Waikiki is where restaurateurs pour money into their restaurants, and for a relatively small admission fee, I get to enjoy the spectacle. It’s where I can dine and not feel like I’m in an office building with a bunch of tables in it, which is often what it feels like, or literally is, to dine in Honolulu. I love Formica and dingy holes-in-the-wall, but sometimes, I want something grander.
Hemingway Old Fashioned at L'Aperitif.
photo: martha cheng
There’s hardly a better place to seek luxe treatment than at Halekulani, and our crawl here starts at L’Aperitif, a new bar concept inside La Mer. (And what better place to get an aperitif, a pre-dinner cocktail, than at a place called L’Aperitif?)
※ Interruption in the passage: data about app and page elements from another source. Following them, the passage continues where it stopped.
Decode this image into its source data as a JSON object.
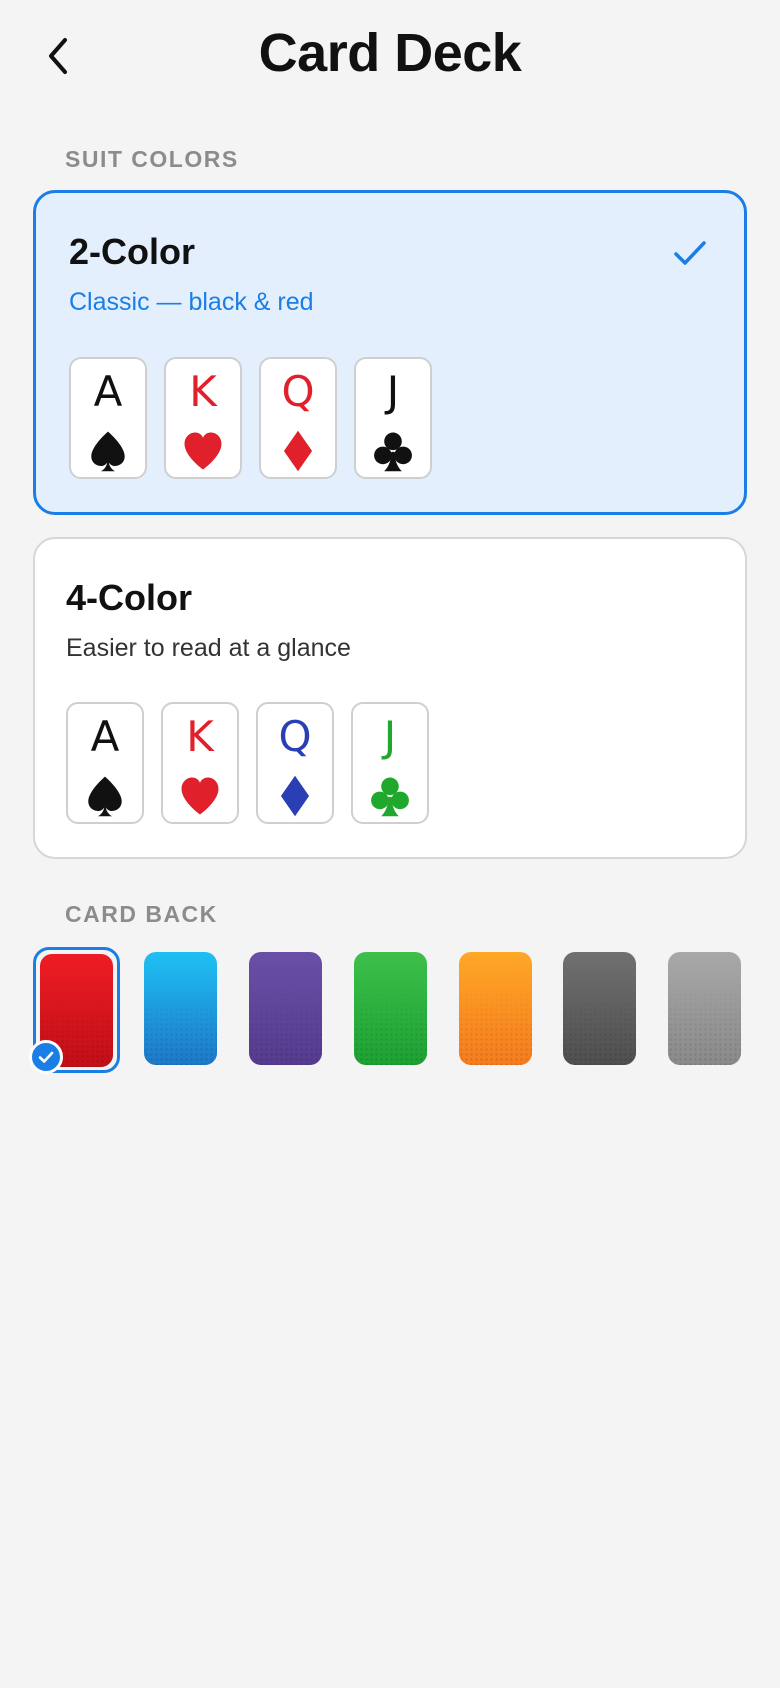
{
  "header": {
    "title": "Card Deck",
    "back_icon": "chevron-left-icon"
  },
  "sections": {
    "suit_colors": "SUIT COLORS",
    "card_back": "CARD BACK"
  },
  "colors": {
    "accent": "#1a7ee6",
    "selected_bg": "#e3effd",
    "red": "#e0202b",
    "black": "#111111",
    "blue": "#2b3fb5",
    "green": "#1fa82b"
  },
  "options": [
    {
      "title": "2-Color",
      "subtitle": "Classic — black & red",
      "selected": true,
      "cards": [
        {
          "rank": "A",
          "suit": "spade",
          "color": "#111111"
        },
        {
          "rank": "K",
          "suit": "heart",
          "color": "#e0202b"
        },
        {
          "rank": "Q",
          "suit": "diamond",
          "color": "#e0202b"
        },
        {
          "rank": "J",
          "suit": "club",
          "color": "#111111"
        }
      ]
    },
    {
      "title": "4-Color",
      "subtitle": "Easier to read at a glance",
      "selected": false,
      "cards": [
        {
          "rank": "A",
          "suit": "spade",
          "color": "#111111"
        },
        {
          "rank": "K",
          "suit": "heart",
          "color": "#e0202b"
        },
        {
          "rank": "Q",
          "suit": "diamond",
          "color": "#2b3fb5"
        },
        {
          "rank": "J",
          "suit": "club",
          "color": "#1fa82b"
        }
      ]
    }
  ],
  "card_backs": [
    {
      "name": "red",
      "top": "#ee1c24",
      "bottom": "#c20f17",
      "selected": true
    },
    {
      "name": "blue",
      "top": "#1ec0f3",
      "bottom": "#1f78c8",
      "selected": false
    },
    {
      "name": "purple",
      "top": "#6a4fa6",
      "bottom": "#563c8f",
      "selected": false
    },
    {
      "name": "green",
      "top": "#3cc04a",
      "bottom": "#1ea133",
      "selected": false
    },
    {
      "name": "orange",
      "top": "#ffa726",
      "bottom": "#f57c1f",
      "selected": false
    },
    {
      "name": "dark-gray",
      "top": "#707070",
      "bottom": "#4f4f4f",
      "selected": false
    },
    {
      "name": "light-gray",
      "top": "#a8a8a8",
      "bottom": "#8a8a8a",
      "selected": false
    }
  ]
}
The first thing you notice at L’Aperitif are the menus. They are tabloid-newspaper size, the cocktails listed on thick, yellowed paper, as if the menus have been around since the turn of the century. L’Aperitif draws on the past—France’s Belle Époque. The Halekulani brought on Colin Field, the head bartender of the Hemingway Bar at the Ritz Hotel Paris, to come up with the cocktail menu. Cocktail descriptions are whimsically baroque. Take the Hemingway Old Fashioned:
“Imagine making a true thick sauce of sugar and bitters of Trinidad, mixed with the juice of half a lemon and orange, then adding plenty of beautiful ice and marry Maker’s Mark bourbon. Stir for 12 seconds and you say… ‘oh my God!’”
I start a Waikiki progressive dinner at L’Aperitif partly for the quality of the drinks and because it takes the place of theater before dinner: Everything’s a bit showy, from the careful mixing of the drinks to the oversize rose perched on my Esprit Chanel to the ice itself. Order the cognac over ice, and the bartender will bring out the $1,000 spherical ice-making contraption, which shapes a cylinder of ice into a perfect sphere right before your eyes. It’s a marvel.
The Esprit Chanel combines Lillet, a French aperitif wine, and Citadelle gin for a surprisingly light cocktail with just a touch of sweet. The main drawback at L’Aperitif, though, is the price: $20 a cocktail. What makes it a little more palatable: Each drink comes with a one-bite pairing. For the Esprit Chanel, a foie gras with rose petal marmalade on a brioche chip, for the Hemingway Old Fashioned, an olive and blue cheese croquette.
One thing to note: L’Aperitif requires a long-sleeved, collared shirt for men.